> **Exercise details**:
Some lines in the records below may hold the word "caption"; give the number of those lines and nothing else.

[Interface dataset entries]
=== Begin Enclosure ===
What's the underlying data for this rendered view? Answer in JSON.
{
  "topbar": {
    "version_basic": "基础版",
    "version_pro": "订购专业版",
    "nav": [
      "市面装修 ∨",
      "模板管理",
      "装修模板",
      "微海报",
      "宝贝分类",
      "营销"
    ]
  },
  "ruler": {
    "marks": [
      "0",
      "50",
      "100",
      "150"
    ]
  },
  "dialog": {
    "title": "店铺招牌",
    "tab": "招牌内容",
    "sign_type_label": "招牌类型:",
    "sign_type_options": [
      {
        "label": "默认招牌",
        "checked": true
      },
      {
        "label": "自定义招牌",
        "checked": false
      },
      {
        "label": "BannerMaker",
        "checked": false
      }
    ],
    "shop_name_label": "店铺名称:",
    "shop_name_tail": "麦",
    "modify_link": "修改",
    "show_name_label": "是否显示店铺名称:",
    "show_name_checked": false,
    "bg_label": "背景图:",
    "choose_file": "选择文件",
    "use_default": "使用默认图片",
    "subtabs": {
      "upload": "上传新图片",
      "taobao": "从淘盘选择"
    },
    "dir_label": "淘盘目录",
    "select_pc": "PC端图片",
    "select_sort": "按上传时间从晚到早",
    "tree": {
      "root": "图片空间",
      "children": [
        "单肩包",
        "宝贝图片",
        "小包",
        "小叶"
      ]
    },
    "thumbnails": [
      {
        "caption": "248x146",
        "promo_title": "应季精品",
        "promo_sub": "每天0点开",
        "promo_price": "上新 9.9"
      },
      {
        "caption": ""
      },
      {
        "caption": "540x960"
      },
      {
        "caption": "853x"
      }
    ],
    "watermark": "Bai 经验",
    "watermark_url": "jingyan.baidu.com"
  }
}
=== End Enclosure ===
> **Written solution**:
4